My month at the National Library of Wales had a great influence on me, and I can't quite believe it was only a month - it resulted in lasting friendships. Its wonderful flexitime scheme spoiled me for life (I've never managed to work anywhere else that had one since!) It was my first introduction to LC classification (which it later dropped). Clwyd public libraries were also fun, despite being in the middle of a work-to-rule (something to do with data entry and objections to computerisation - hard to believe now!) Scariest moment was being abandoned in Mold Branch Library with a Browne issue system (a child came to my rescue and showed me what to do).
After a year's graduate traineeship you were expected to go on to library school for postgraduate diploma (not a Masters then). My first choice was UCL, which had a good reputation for cataloguing and historical bibliography and for being somewhere from which jobs in academic libraries might follow (rumour had it that Oxford libraries favoured UCL students). I got an interview (much was made of the fact that my application had been posted just before the deadline, and I fell over a bin). I was offered a place, but without a grant. CLW (The College of Librarianship Wales), my second choice, offered me a place without an interview and put me on a reserve list for a grant. I tried to find funding sources and I also applied for other library training posts, but then CLW produced a funded place for me, so once again it was Wales which offered me a chance even when I hadn't made it my first choice. At CLW I chose historical bibliography as my special choice (25% of the course); I enjoyed the projects, I didn't enjoy all the stuff about pre-coordinate and post-coordinate indexing which I didn't understand; I remember being shown "the future", a shiny videodisc the size of an LP. I chose King's College London for a month's placement. By the end of the course I was fairly sure that I wanted to work in an academic library, ideally with older books and with a chance to apply the historical bibliography I had studied. I had no job at the end and (shame on me) I fled the minute the exams were over and rejoined friends in Oxford, where I found myself a room, and hoped to find a job. Most of us left without a job lined up, just a few were seconded from employers they were returning to.

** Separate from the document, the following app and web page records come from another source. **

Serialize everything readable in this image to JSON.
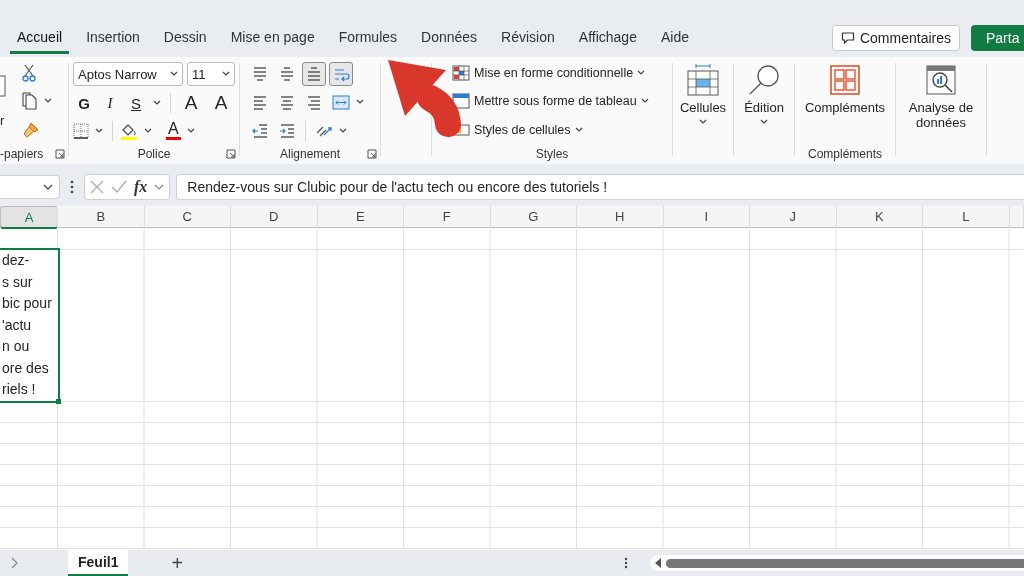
{
  "tabs": [
    {
      "label": "Accueil",
      "selected": true
    },
    {
      "label": "Insertion",
      "selected": false
    },
    {
      "label": "Dessin",
      "selected": false
    },
    {
      "label": "Mise en page",
      "selected": false
    },
    {
      "label": "Formules",
      "selected": false
    },
    {
      "label": "Données",
      "selected": false
    },
    {
      "label": "Révision",
      "selected": false
    },
    {
      "label": "Affichage",
      "selected": false
    },
    {
      "label": "Aide",
      "selected": false
    }
  ],
  "comments_button": "Commentaires",
  "share_button": "Parta",
  "clipboard": {
    "paste_label": "r",
    "group_label": "-papiers"
  },
  "font": {
    "name": "Aptos Narrow",
    "size": "11",
    "bold": "G",
    "italic": "I",
    "underline": "S",
    "grow": "A",
    "shrink": "A",
    "font_color": "A",
    "group_label": "Police"
  },
  "alignment": {
    "group_label": "Alignement",
    "buttons": [
      {
        "kind": "top",
        "selected": false
      },
      {
        "kind": "middle",
        "selected": false
      },
      {
        "kind": "bottom",
        "selected": true
      },
      {
        "kind": "wrap",
        "selected": true
      },
      {
        "kind": "left",
        "selected": false
      },
      {
        "kind": "center",
        "selected": false
      },
      {
        "kind": "right",
        "selected": false
      },
      {
        "kind": "merge",
        "selected": false
      },
      {
        "kind": "outdent",
        "selected": false
      },
      {
        "kind": "indent",
        "selected": false
      },
      {
        "kind": "orientation",
        "selected": false
      }
    ]
  },
  "styles": {
    "items": [
      "Mise en forme conditionnelle",
      "Mettre sous forme de tableau",
      "Styles de cellules"
    ],
    "group_label": "Styles"
  },
  "cells_button": "Cellules",
  "editing_button": "Édition",
  "addins": {
    "button": "Compléments",
    "group_label": "Compléments"
  },
  "analyze_button": "Analyse de données",
  "formula_bar": {
    "fx": "fx",
    "content": "Rendez-vous sur Clubic pour de l'actu tech ou encore des tutoriels !"
  },
  "columns": [
    {
      "label": "A",
      "selected": true
    },
    {
      "label": "B",
      "selected": false
    },
    {
      "label": "C",
      "selected": false
    },
    {
      "label": "D",
      "selected": false
    },
    {
      "label": "E",
      "selected": false
    },
    {
      "label": "F",
      "selected": false
    },
    {
      "label": "G",
      "selected": false
    },
    {
      "label": "H",
      "selected": false
    },
    {
      "label": "I",
      "selected": false
    },
    {
      "label": "J",
      "selected": false
    },
    {
      "label": "K",
      "selected": false
    },
    {
      "label": "L",
      "selected": false
    }
  ],
  "active_cell_lines": [
    "dez-",
    "s sur",
    "bic pour",
    "'actu",
    "n ou",
    "ore des",
    "riels !"
  ],
  "sheet_tabs": [
    {
      "label": "Feuil1",
      "selected": true
    }
  ],
  "add_sheet": "+"
}
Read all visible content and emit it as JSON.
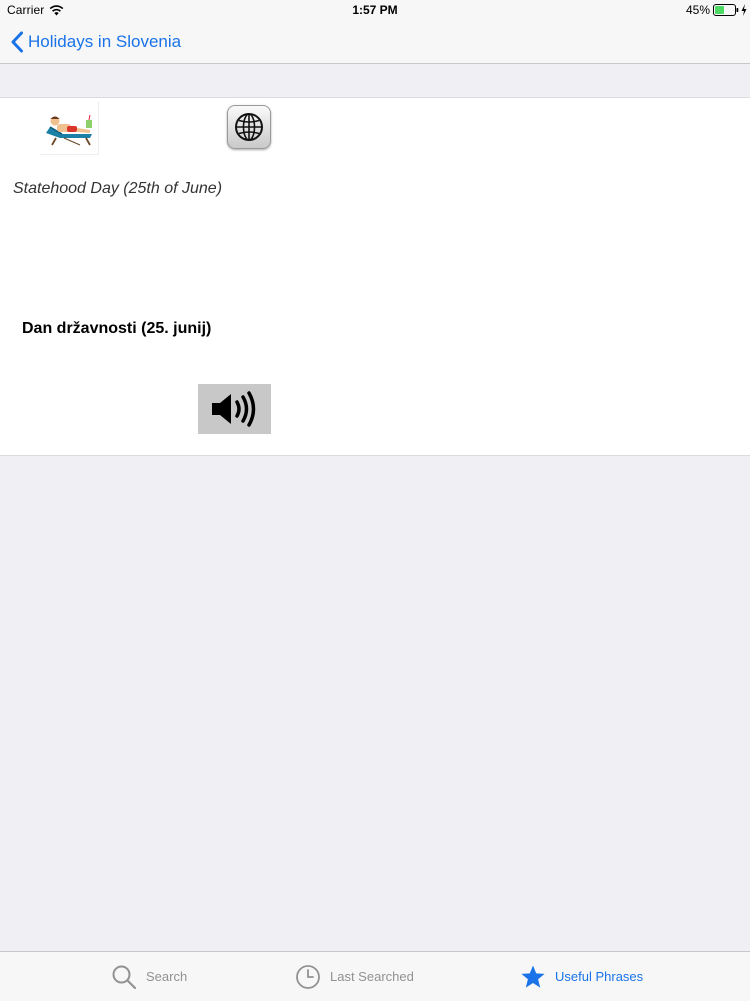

I was lucky to belong to the generation which didn't have to have loans or need to find jobs to get through study. I did my share of studying part-time while working later on, and it's hard work! I was not so lucky in that I graduated and then qualified at a time of cuts and shrinkage in the sector, rather like today.